- **INFORMATION**:

────────────────

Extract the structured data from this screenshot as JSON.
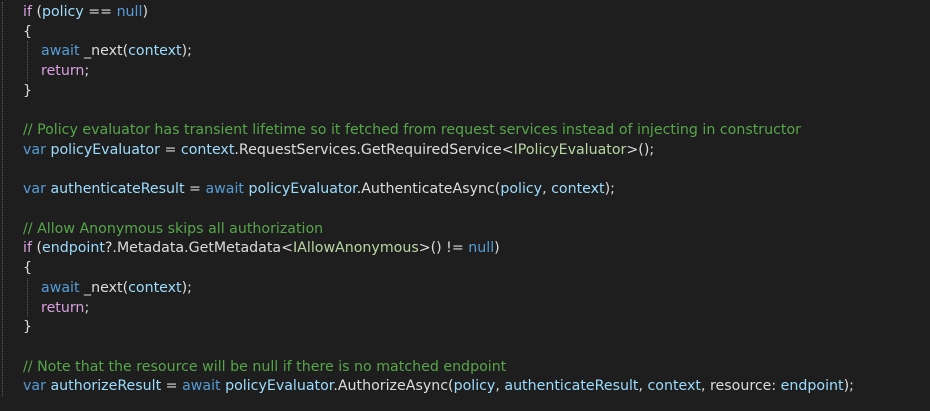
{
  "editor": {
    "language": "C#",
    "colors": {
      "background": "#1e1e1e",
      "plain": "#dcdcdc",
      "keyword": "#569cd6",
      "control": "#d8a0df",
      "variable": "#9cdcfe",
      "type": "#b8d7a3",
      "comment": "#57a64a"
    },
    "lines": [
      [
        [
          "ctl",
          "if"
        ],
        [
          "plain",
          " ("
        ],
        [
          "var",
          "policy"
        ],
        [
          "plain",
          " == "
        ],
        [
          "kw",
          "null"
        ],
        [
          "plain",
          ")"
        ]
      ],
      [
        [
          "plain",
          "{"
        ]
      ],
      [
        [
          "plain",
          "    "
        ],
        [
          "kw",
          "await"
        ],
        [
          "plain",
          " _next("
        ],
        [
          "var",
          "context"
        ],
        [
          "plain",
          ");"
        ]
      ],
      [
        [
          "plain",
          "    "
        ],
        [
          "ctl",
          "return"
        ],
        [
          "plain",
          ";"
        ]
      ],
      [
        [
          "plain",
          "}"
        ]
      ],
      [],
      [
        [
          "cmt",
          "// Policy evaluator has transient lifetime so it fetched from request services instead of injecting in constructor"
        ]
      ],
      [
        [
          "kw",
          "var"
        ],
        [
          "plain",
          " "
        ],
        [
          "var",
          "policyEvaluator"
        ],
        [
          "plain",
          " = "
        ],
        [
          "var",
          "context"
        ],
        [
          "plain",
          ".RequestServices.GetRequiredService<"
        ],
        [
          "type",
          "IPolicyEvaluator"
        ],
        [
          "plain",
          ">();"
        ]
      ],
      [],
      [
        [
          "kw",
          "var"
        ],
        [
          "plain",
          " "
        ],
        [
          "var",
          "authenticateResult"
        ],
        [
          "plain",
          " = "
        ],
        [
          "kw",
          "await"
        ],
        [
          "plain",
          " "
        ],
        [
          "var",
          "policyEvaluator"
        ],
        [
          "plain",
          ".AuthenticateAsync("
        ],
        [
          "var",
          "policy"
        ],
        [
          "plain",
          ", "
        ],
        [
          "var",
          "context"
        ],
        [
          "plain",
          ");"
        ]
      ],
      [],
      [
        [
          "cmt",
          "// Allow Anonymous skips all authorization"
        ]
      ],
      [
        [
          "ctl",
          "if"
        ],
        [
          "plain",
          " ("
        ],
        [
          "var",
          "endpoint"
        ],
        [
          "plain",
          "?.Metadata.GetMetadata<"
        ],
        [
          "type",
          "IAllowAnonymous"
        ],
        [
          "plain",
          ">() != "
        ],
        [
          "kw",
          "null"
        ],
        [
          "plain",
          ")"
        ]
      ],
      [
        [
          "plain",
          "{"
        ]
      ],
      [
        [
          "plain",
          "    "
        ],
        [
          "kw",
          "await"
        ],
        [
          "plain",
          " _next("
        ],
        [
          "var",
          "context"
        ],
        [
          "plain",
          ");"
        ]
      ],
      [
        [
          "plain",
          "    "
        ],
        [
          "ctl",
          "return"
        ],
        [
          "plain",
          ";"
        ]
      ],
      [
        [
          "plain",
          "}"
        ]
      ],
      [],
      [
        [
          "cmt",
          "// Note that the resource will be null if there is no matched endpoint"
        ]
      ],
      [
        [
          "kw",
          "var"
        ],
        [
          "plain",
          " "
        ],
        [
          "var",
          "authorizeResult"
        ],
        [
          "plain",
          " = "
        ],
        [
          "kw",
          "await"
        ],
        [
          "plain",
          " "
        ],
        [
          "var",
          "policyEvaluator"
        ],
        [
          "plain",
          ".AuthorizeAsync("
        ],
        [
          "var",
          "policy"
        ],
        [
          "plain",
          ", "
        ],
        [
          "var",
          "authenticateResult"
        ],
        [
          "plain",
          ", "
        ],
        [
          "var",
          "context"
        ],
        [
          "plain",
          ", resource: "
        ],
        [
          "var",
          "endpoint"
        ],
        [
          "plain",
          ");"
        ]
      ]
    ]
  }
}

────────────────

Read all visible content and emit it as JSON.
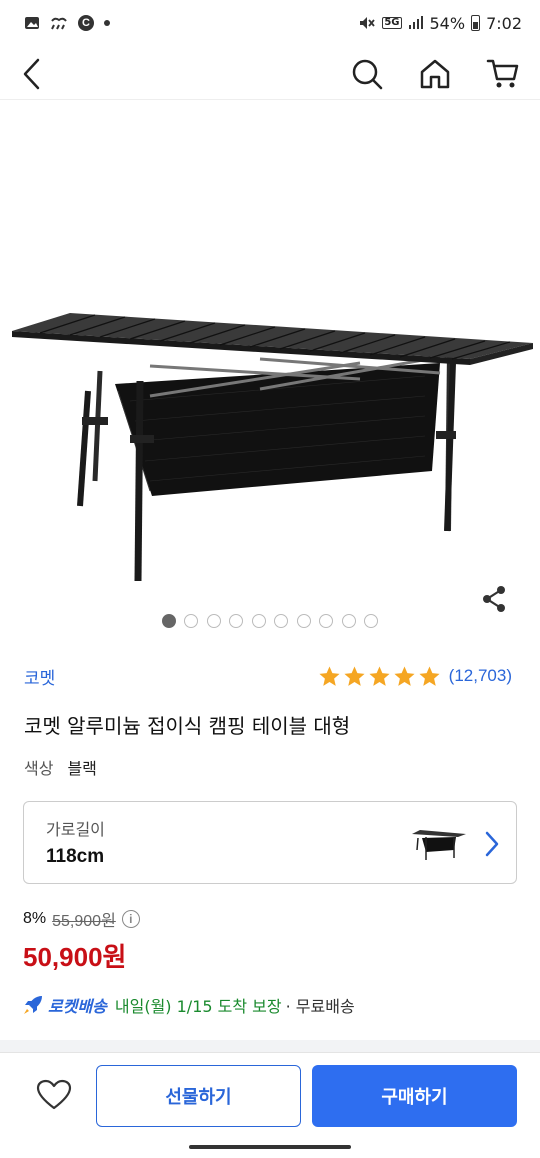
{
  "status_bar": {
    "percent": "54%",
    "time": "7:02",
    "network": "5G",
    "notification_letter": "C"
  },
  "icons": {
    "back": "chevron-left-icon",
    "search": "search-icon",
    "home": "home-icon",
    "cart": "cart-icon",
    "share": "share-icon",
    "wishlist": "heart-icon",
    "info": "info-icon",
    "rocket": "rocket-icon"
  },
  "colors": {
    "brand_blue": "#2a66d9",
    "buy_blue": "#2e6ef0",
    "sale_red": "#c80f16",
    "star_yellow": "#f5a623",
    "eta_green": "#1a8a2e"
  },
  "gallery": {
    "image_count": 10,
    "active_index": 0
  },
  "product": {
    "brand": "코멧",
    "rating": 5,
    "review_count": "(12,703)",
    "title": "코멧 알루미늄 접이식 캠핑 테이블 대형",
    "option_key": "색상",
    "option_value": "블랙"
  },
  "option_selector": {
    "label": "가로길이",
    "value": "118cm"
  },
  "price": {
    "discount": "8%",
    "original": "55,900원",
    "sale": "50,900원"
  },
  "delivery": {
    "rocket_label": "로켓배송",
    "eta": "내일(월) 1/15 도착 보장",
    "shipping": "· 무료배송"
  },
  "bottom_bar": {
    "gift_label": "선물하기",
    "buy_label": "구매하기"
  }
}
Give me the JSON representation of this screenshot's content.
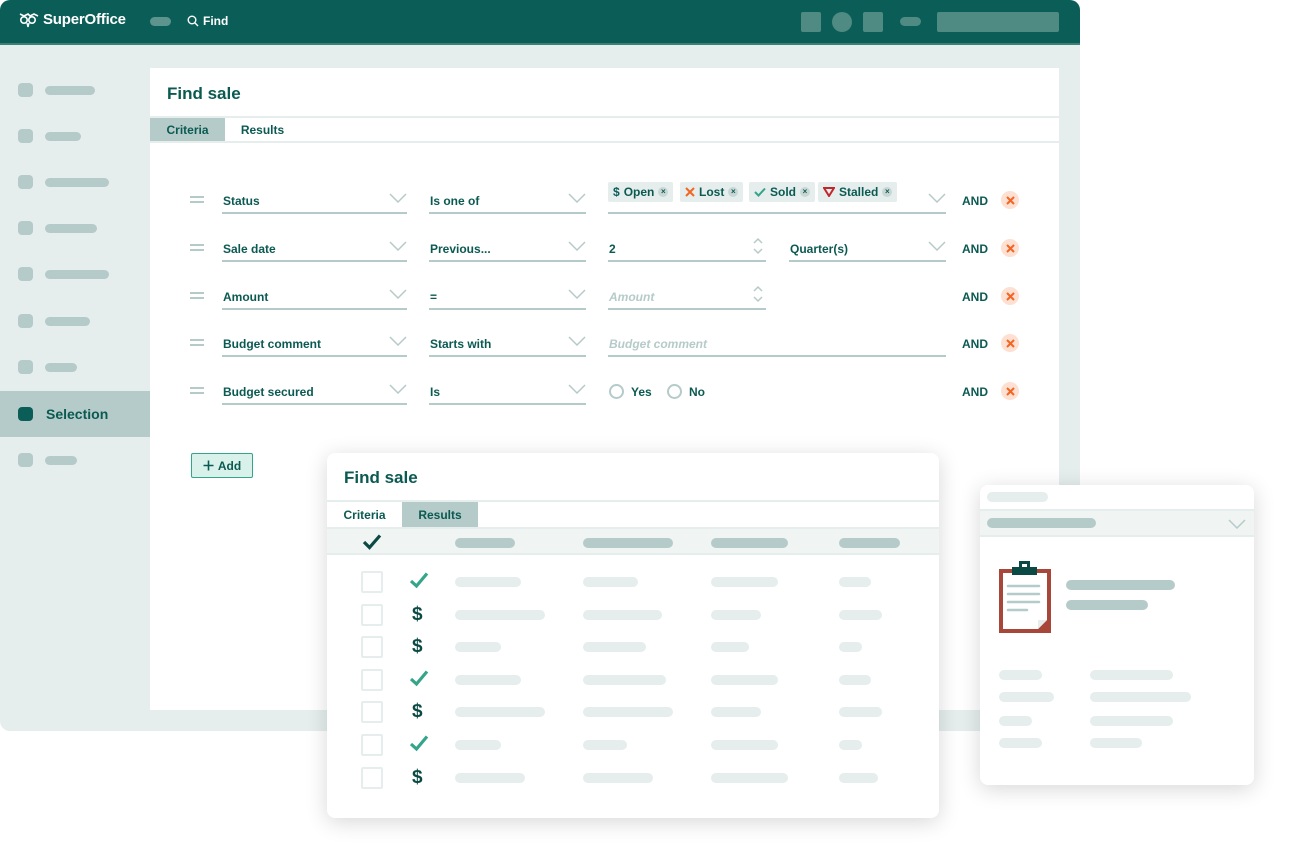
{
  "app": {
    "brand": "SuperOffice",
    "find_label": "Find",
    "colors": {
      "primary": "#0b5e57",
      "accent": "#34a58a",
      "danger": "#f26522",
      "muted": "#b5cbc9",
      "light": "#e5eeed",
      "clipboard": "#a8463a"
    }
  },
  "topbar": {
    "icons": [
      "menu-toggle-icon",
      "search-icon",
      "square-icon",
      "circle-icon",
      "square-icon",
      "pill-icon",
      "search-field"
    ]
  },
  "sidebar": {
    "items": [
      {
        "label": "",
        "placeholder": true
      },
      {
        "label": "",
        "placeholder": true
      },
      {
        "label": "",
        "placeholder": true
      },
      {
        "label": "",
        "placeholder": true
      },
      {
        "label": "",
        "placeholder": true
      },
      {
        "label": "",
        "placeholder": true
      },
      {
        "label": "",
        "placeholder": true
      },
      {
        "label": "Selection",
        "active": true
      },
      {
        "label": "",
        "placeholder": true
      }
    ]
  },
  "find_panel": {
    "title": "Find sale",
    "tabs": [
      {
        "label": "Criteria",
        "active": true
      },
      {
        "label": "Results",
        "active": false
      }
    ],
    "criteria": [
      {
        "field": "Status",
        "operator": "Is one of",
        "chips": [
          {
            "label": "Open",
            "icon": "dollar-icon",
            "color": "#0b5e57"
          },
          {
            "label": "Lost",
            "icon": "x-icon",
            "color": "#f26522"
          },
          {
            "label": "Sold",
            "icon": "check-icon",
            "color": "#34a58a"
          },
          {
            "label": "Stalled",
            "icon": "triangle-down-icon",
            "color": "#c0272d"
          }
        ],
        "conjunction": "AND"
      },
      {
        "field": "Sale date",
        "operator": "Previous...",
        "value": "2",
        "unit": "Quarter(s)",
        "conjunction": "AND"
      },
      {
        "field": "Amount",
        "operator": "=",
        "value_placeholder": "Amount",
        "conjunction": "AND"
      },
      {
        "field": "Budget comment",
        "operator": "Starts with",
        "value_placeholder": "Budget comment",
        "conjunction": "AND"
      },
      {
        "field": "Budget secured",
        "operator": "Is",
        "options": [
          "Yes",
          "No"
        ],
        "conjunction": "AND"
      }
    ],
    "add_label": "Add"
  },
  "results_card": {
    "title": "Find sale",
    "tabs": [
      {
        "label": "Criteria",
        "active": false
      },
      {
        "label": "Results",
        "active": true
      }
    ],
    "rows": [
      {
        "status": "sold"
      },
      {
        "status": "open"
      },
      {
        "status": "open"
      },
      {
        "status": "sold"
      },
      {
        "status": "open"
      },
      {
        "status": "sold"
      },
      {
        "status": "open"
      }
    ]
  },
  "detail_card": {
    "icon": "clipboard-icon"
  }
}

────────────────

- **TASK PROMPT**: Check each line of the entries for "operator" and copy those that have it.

- **ANSWER SPACE**:
        "operator": "Is one of",
        "operator": "Previous...",
        "operator": "=",
        "operator": "Starts with",
        "operator": "Is",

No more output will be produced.